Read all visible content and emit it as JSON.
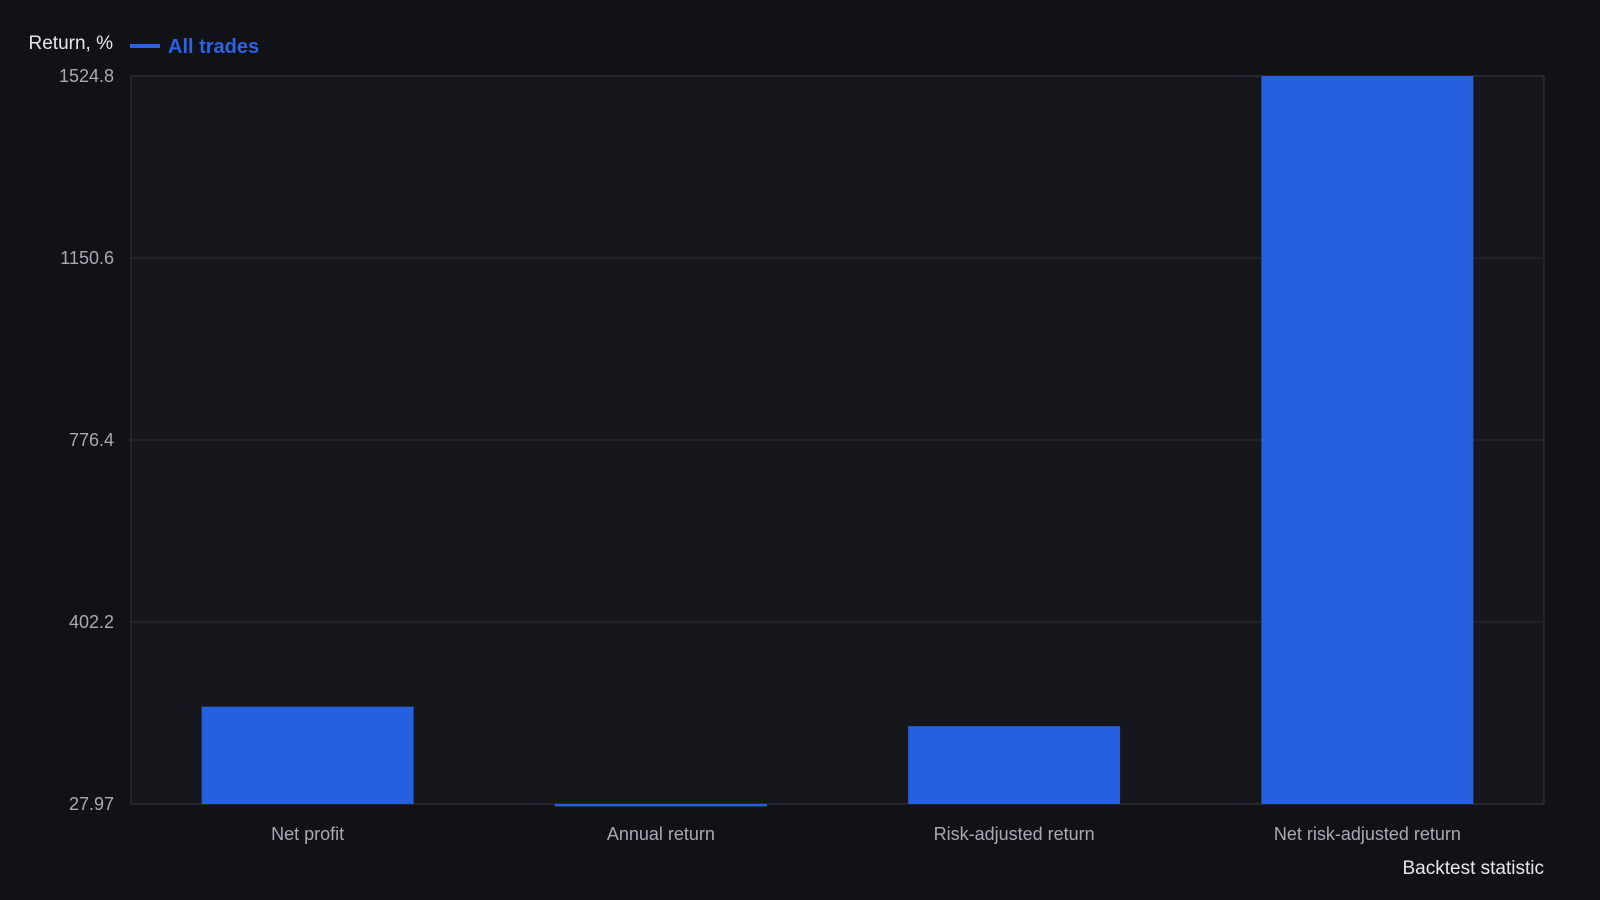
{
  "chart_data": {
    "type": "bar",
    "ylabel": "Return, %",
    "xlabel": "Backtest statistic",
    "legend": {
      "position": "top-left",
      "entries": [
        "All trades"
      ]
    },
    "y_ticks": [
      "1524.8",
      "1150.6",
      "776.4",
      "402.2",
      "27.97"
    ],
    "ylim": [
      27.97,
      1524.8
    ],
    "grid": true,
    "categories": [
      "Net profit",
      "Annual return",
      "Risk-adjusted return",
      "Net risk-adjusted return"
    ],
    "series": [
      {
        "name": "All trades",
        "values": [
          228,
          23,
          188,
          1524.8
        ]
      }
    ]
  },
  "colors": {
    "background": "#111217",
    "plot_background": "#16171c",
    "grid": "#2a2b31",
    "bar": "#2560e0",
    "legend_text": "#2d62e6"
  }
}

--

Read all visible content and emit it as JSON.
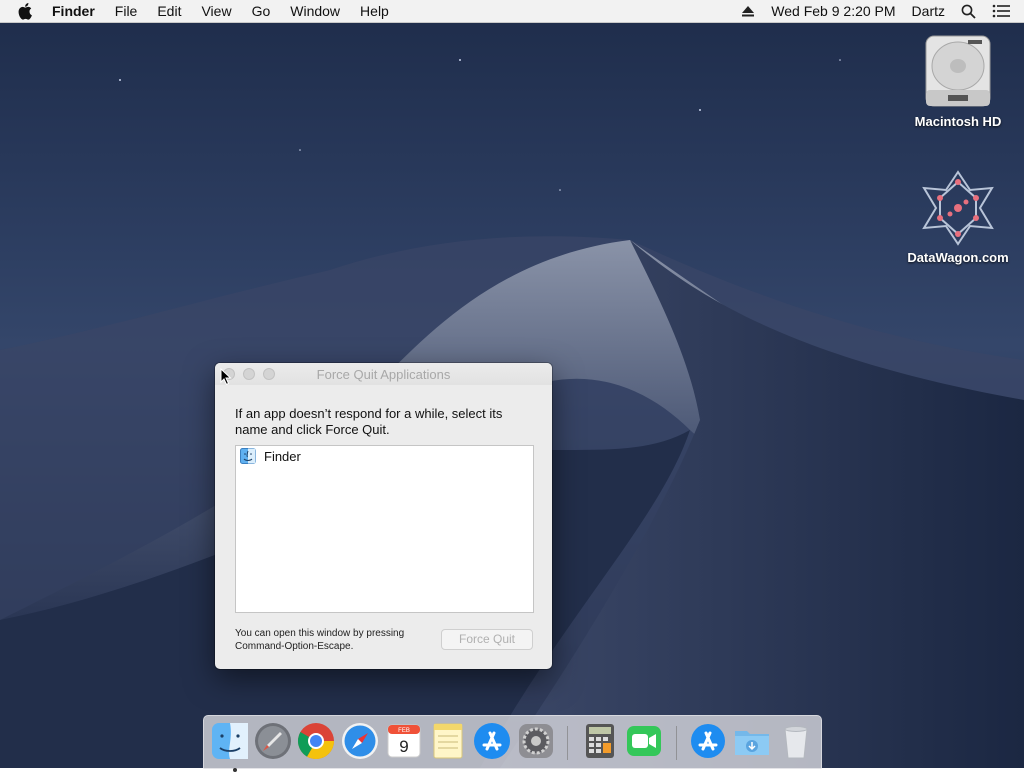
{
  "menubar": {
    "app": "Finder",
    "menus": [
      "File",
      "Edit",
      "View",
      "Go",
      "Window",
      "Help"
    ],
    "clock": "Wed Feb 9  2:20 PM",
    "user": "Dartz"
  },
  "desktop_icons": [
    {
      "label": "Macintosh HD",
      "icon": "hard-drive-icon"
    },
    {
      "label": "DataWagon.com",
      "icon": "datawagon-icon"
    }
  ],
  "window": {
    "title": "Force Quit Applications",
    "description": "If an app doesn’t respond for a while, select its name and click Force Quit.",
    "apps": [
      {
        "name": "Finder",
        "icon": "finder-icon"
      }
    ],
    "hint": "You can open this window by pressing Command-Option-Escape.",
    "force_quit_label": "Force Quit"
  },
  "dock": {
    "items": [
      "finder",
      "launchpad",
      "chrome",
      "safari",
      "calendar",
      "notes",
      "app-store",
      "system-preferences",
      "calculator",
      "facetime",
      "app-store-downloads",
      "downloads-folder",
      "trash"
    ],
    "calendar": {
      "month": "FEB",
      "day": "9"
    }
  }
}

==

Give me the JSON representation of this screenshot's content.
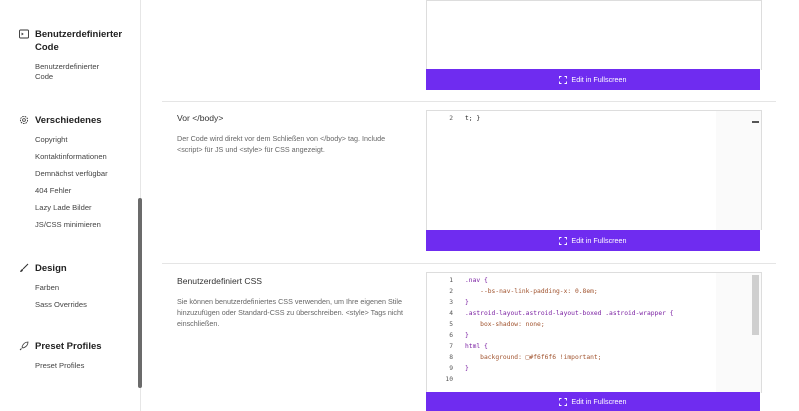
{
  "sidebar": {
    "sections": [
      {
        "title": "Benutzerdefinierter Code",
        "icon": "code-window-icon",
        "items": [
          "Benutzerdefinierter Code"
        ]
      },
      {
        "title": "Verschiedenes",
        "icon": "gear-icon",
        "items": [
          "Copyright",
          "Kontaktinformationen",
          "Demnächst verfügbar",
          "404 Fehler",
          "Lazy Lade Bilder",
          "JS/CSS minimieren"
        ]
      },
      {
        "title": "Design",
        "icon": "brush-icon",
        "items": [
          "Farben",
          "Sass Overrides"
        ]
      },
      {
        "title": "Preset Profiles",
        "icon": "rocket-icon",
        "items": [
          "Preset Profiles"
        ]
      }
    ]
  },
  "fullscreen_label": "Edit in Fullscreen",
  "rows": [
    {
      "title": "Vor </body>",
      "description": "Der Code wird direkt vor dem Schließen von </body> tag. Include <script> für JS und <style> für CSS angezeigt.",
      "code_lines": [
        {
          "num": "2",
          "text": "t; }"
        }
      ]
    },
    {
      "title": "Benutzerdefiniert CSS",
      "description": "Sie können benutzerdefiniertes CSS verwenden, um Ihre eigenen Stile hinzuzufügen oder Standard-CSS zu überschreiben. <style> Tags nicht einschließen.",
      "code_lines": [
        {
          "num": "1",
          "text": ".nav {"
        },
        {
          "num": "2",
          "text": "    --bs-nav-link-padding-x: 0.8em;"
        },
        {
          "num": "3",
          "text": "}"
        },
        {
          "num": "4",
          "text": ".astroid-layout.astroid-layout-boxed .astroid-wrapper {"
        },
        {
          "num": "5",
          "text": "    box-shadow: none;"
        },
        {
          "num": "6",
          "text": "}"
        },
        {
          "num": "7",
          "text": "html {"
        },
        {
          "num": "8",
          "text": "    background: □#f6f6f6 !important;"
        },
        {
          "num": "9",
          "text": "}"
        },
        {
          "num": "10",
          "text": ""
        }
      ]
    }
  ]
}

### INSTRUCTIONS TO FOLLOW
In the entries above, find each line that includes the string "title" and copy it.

### YOUR SOLUTION
    "title": "Force Quit Applications",
        "title": "Benutzerdefinierter Code",
        "title": "Verschiedenes",
        "title": "Design",
        "title": "Preset Profiles",
      "title": "Vor </body>",
      "title": "Benutzerdefiniert CSS",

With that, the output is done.